==== Extracted material ====

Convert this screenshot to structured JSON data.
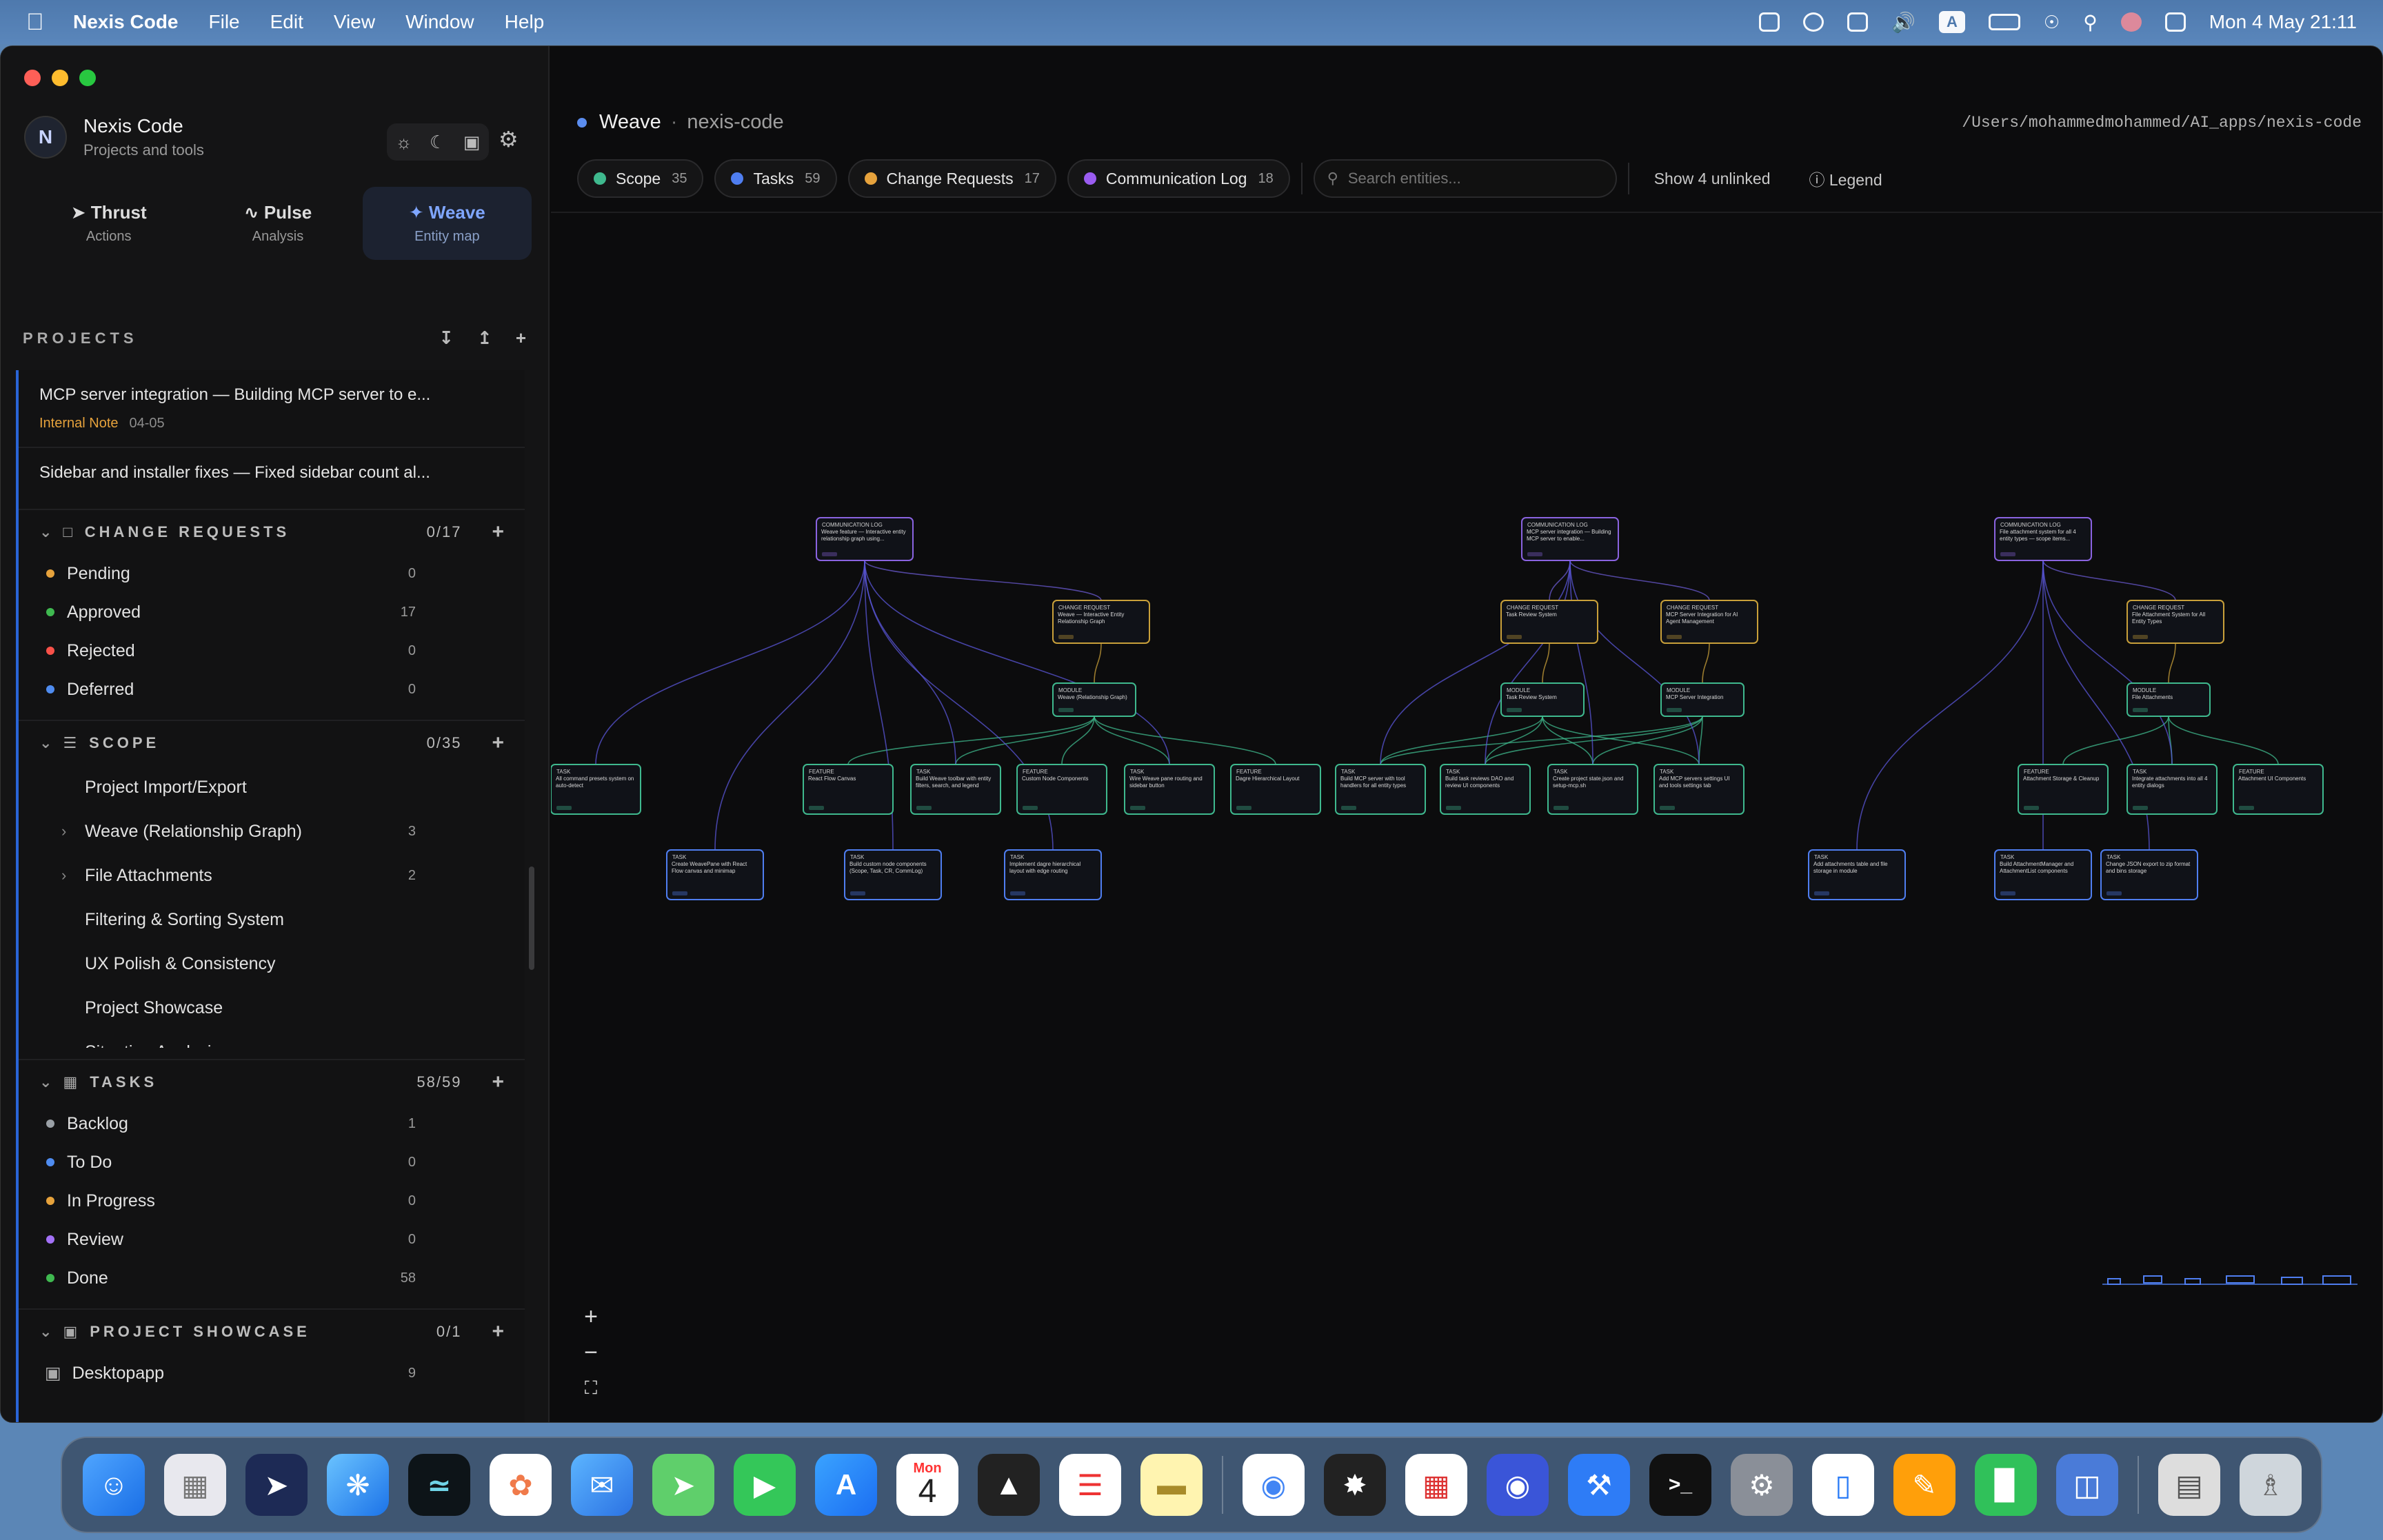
{
  "menubar": {
    "app": "Nexis Code",
    "items": [
      "File",
      "Edit",
      "View",
      "Window",
      "Help"
    ],
    "status_letter": "A",
    "clock": "Mon 4 May  21:11"
  },
  "sidebar": {
    "avatar": "N",
    "title": "Nexis Code",
    "subtitle": "Projects and tools",
    "modes": [
      {
        "label": "Thrust",
        "sub": "Actions"
      },
      {
        "label": "Pulse",
        "sub": "Analysis"
      },
      {
        "label": "Weave",
        "sub": "Entity map"
      }
    ],
    "projects_label": "PROJECTS",
    "notes": [
      {
        "title": "MCP server integration — Building MCP server to e...",
        "tag": "Internal Note",
        "date": "04-05"
      },
      {
        "title": "Sidebar and installer fixes — Fixed sidebar count al..."
      }
    ],
    "change_requests": {
      "label": "CHANGE REQUESTS",
      "count": "0/17",
      "items": [
        {
          "label": "Pending",
          "count": "0",
          "color": "#e6a23c"
        },
        {
          "label": "Approved",
          "count": "17",
          "color": "#3fb950"
        },
        {
          "label": "Rejected",
          "count": "0",
          "color": "#f85149"
        },
        {
          "label": "Deferred",
          "count": "0",
          "color": "#4f8cf0"
        }
      ]
    },
    "scope": {
      "label": "SCOPE",
      "count": "0/35",
      "items": [
        {
          "label": "Project Import/Export",
          "count": "",
          "arrow": ""
        },
        {
          "label": "Weave (Relationship Graph)",
          "count": "3",
          "arrow": "›"
        },
        {
          "label": "File Attachments",
          "count": "2",
          "arrow": "›"
        },
        {
          "label": "Filtering & Sorting System",
          "count": "",
          "arrow": ""
        },
        {
          "label": "UX Polish & Consistency",
          "count": "",
          "arrow": ""
        },
        {
          "label": "Project Showcase",
          "count": "",
          "arrow": ""
        },
        {
          "label": "Situation Analysis",
          "count": "",
          "arrow": ""
        }
      ]
    },
    "tasks": {
      "label": "TASKS",
      "count": "58/59",
      "items": [
        {
          "label": "Backlog",
          "count": "1",
          "color": "#9aa0a6"
        },
        {
          "label": "To Do",
          "count": "0",
          "color": "#4f8cf0"
        },
        {
          "label": "In Progress",
          "count": "0",
          "color": "#e6a23c"
        },
        {
          "label": "Review",
          "count": "0",
          "color": "#a371f7"
        },
        {
          "label": "Done",
          "count": "58",
          "color": "#3fb950"
        }
      ]
    },
    "showcase": {
      "label": "PROJECT SHOWCASE",
      "count": "0/1",
      "items": [
        {
          "label": "Desktopapp",
          "count": "9"
        }
      ]
    }
  },
  "main": {
    "title": "Weave",
    "project": "nexis-code",
    "path": "/Users/mohammedmohammed/AI_apps/nexis-code",
    "chips": [
      {
        "label": "Scope",
        "count": "35",
        "color": "#3fb98e"
      },
      {
        "label": "Tasks",
        "count": "59",
        "color": "#4f7ef0"
      },
      {
        "label": "Change Requests",
        "count": "17",
        "color": "#e6a23c"
      },
      {
        "label": "Communication Log",
        "count": "18",
        "color": "#9a5cf0"
      }
    ],
    "search_placeholder": "Search entities...",
    "show_unlinked": "Show 4 unlinked",
    "legend": "Legend",
    "zoom": {
      "in": "+",
      "out": "−",
      "fit": "⛶"
    }
  },
  "graph": {
    "comm": [
      {
        "type": "COMMUNICATION LOG",
        "title": "Weave feature — Interactive entity relationship graph using..."
      },
      {
        "type": "COMMUNICATION LOG",
        "title": "MCP server integration — Building MCP server to enable..."
      },
      {
        "type": "COMMUNICATION LOG",
        "title": "File attachment system for all 4 entity types — scope items..."
      }
    ],
    "cr": [
      {
        "type": "CHANGE REQUEST",
        "title": "Weave — Interactive Entity Relationship Graph"
      },
      {
        "type": "CHANGE REQUEST",
        "title": "Task Review System"
      },
      {
        "type": "CHANGE REQUEST",
        "title": "MCP Server Integration for AI Agent Management"
      },
      {
        "type": "CHANGE REQUEST",
        "title": "File Attachment System for All Entity Types"
      }
    ],
    "scope": [
      {
        "type": "MODULE",
        "title": "Weave (Relationship Graph)"
      },
      {
        "type": "MODULE",
        "title": "Task Review System"
      },
      {
        "type": "MODULE",
        "title": "MCP Server Integration"
      },
      {
        "type": "MODULE",
        "title": "File Attachments"
      }
    ],
    "features": [
      {
        "type": "TASK",
        "title": "All command presets system on auto-detect"
      },
      {
        "type": "FEATURE",
        "title": "React Flow Canvas"
      },
      {
        "type": "TASK",
        "title": "Build Weave toolbar with entity filters, search, and legend"
      },
      {
        "type": "FEATURE",
        "title": "Custom Node Components"
      },
      {
        "type": "TASK",
        "title": "Wire Weave pane routing and sidebar button"
      },
      {
        "type": "FEATURE",
        "title": "Dagre Hierarchical Layout"
      },
      {
        "type": "TASK",
        "title": "Build MCP server with tool handlers for all entity types"
      },
      {
        "type": "TASK",
        "title": "Build task reviews DAO and review UI components"
      },
      {
        "type": "TASK",
        "title": "Create project state.json and setup-mcp.sh"
      },
      {
        "type": "TASK",
        "title": "Add MCP servers settings UI and tools settings tab"
      },
      {
        "type": "FEATURE",
        "title": "Attachment Storage & Cleanup"
      },
      {
        "type": "TASK",
        "title": "Integrate attachments into all 4 entity dialogs"
      },
      {
        "type": "FEATURE",
        "title": "Attachment UI Components"
      }
    ],
    "tasks": [
      {
        "type": "TASK",
        "title": "Create WeavePane with React Flow canvas and minimap"
      },
      {
        "type": "TASK",
        "title": "Build custom node components (Scope, Task, CR, CommLog)"
      },
      {
        "type": "TASK",
        "title": "Implement dagre hierarchical layout with edge routing"
      },
      {
        "type": "TASK",
        "title": "Add attachments table and file storage in module"
      },
      {
        "type": "TASK",
        "title": "Build AttachmentManager and AttachmentList components"
      },
      {
        "type": "TASK",
        "title": "Change JSON export to zip format and bins storage"
      }
    ]
  },
  "dock": {
    "calendar_month": "Mon",
    "calendar_day": "4",
    "terminal": ">_"
  }
}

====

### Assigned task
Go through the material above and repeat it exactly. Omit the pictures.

### Result of the exercise
Convert this screenshot to structured JSON data.
{
  "menubar": {
    "app": "Nexis Code",
    "items": [
      "File",
      "Edit",
      "View",
      "Window",
      "Help"
    ],
    "status_letter": "A",
    "clock": "Mon 4 May  21:11"
  },
  "sidebar": {
    "avatar": "N",
    "title": "Nexis Code",
    "subtitle": "Projects and tools",
    "modes": [
      {
        "label": "Thrust",
        "sub": "Actions"
      },
      {
        "label": "Pulse",
        "sub": "Analysis"
      },
      {
        "label": "Weave",
        "sub": "Entity map"
      }
    ],
    "projects_label": "PROJECTS",
    "notes": [
      {
        "title": "MCP server integration — Building MCP server to e...",
        "tag": "Internal Note",
        "date": "04-05"
      },
      {
        "title": "Sidebar and installer fixes — Fixed sidebar count al..."
      }
    ],
    "change_requests": {
      "label": "CHANGE REQUESTS",
      "count": "0/17",
      "items": [
        {
          "label": "Pending",
          "count": "0",
          "color": "#e6a23c"
        },
        {
          "label": "Approved",
          "count": "17",
          "color": "#3fb950"
        },
        {
          "label": "Rejected",
          "count": "0",
          "color": "#f85149"
        },
        {
          "label": "Deferred",
          "count": "0",
          "color": "#4f8cf0"
        }
      ]
    },
    "scope": {
      "label": "SCOPE",
      "count": "0/35",
      "items": [
        {
          "label": "Project Import/Export",
          "count": "",
          "arrow": ""
        },
        {
          "label": "Weave (Relationship Graph)",
          "count": "3",
          "arrow": "›"
        },
        {
          "label": "File Attachments",
          "count": "2",
          "arrow": "›"
        },
        {
          "label": "Filtering & Sorting System",
          "count": "",
          "arrow": ""
        },
        {
          "label": "UX Polish & Consistency",
          "count": "",
          "arrow": ""
        },
        {
          "label": "Project Showcase",
          "count": "",
          "arrow": ""
        },
        {
          "label": "Situation Analysis",
          "count": "",
          "arrow": ""
        }
      ]
    },
    "tasks": {
      "label": "TASKS",
      "count": "58/59",
      "items": [
        {
          "label": "Backlog",
          "count": "1",
          "color": "#9aa0a6"
        },
        {
          "label": "To Do",
          "count": "0",
          "color": "#4f8cf0"
        },
        {
          "label": "In Progress",
          "count": "0",
          "color": "#e6a23c"
        },
        {
          "label": "Review",
          "count": "0",
          "color": "#a371f7"
        },
        {
          "label": "Done",
          "count": "58",
          "color": "#3fb950"
        }
      ]
    },
    "showcase": {
      "label": "PROJECT SHOWCASE",
      "count": "0/1",
      "items": [
        {
          "label": "Desktopapp",
          "count": "9"
        }
      ]
    }
  },
  "main": {
    "title": "Weave",
    "project": "nexis-code",
    "path": "/Users/mohammedmohammed/AI_apps/nexis-code",
    "chips": [
      {
        "label": "Scope",
        "count": "35",
        "color": "#3fb98e"
      },
      {
        "label": "Tasks",
        "count": "59",
        "color": "#4f7ef0"
      },
      {
        "label": "Change Requests",
        "count": "17",
        "color": "#e6a23c"
      },
      {
        "label": "Communication Log",
        "count": "18",
        "color": "#9a5cf0"
      }
    ],
    "search_placeholder": "Search entities...",
    "show_unlinked": "Show 4 unlinked",
    "legend": "Legend",
    "zoom": {
      "in": "+",
      "out": "−",
      "fit": "⛶"
    }
  },
  "graph": {
    "comm": [
      {
        "type": "COMMUNICATION LOG",
        "title": "Weave feature — Interactive entity relationship graph using..."
      },
      {
        "type": "COMMUNICATION LOG",
        "title": "MCP server integration — Building MCP server to enable..."
      },
      {
        "type": "COMMUNICATION LOG",
        "title": "File attachment system for all 4 entity types — scope items..."
      }
    ],
    "cr": [
      {
        "type": "CHANGE REQUEST",
        "title": "Weave — Interactive Entity Relationship Graph"
      },
      {
        "type": "CHANGE REQUEST",
        "title": "Task Review System"
      },
      {
        "type": "CHANGE REQUEST",
        "title": "MCP Server Integration for AI Agent Management"
      },
      {
        "type": "CHANGE REQUEST",
        "title": "File Attachment System for All Entity Types"
      }
    ],
    "scope": [
      {
        "type": "MODULE",
        "title": "Weave (Relationship Graph)"
      },
      {
        "type": "MODULE",
        "title": "Task Review System"
      },
      {
        "type": "MODULE",
        "title": "MCP Server Integration"
      },
      {
        "type": "MODULE",
        "title": "File Attachments"
      }
    ],
    "features": [
      {
        "type": "TASK",
        "title": "All command presets system on auto-detect"
      },
      {
        "type": "FEATURE",
        "title": "React Flow Canvas"
      },
      {
        "type": "TASK",
        "title": "Build Weave toolbar with entity filters, search, and legend"
      },
      {
        "type": "FEATURE",
        "title": "Custom Node Components"
      },
      {
        "type": "TASK",
        "title": "Wire Weave pane routing and sidebar button"
      },
      {
        "type": "FEATURE",
        "title": "Dagre Hierarchical Layout"
      },
      {
        "type": "TASK",
        "title": "Build MCP server with tool handlers for all entity types"
      },
      {
        "type": "TASK",
        "title": "Build task reviews DAO and review UI components"
      },
      {
        "type": "TASK",
        "title": "Create project state.json and setup-mcp.sh"
      },
      {
        "type": "TASK",
        "title": "Add MCP servers settings UI and tools settings tab"
      },
      {
        "type": "FEATURE",
        "title": "Attachment Storage & Cleanup"
      },
      {
        "type": "TASK",
        "title": "Integrate attachments into all 4 entity dialogs"
      },
      {
        "type": "FEATURE",
        "title": "Attachment UI Components"
      }
    ],
    "tasks": [
      {
        "type": "TASK",
        "title": "Create WeavePane with React Flow canvas and minimap"
      },
      {
        "type": "TASK",
        "title": "Build custom node components (Scope, Task, CR, CommLog)"
      },
      {
        "type": "TASK",
        "title": "Implement dagre hierarchical layout with edge routing"
      },
      {
        "type": "TASK",
        "title": "Add attachments table and file storage in module"
      },
      {
        "type": "TASK",
        "title": "Build AttachmentManager and AttachmentList components"
      },
      {
        "type": "TASK",
        "title": "Change JSON export to zip format and bins storage"
      }
    ]
  },
  "dock": {
    "calendar_month": "Mon",
    "calendar_day": "4",
    "terminal": ">_"
  }
}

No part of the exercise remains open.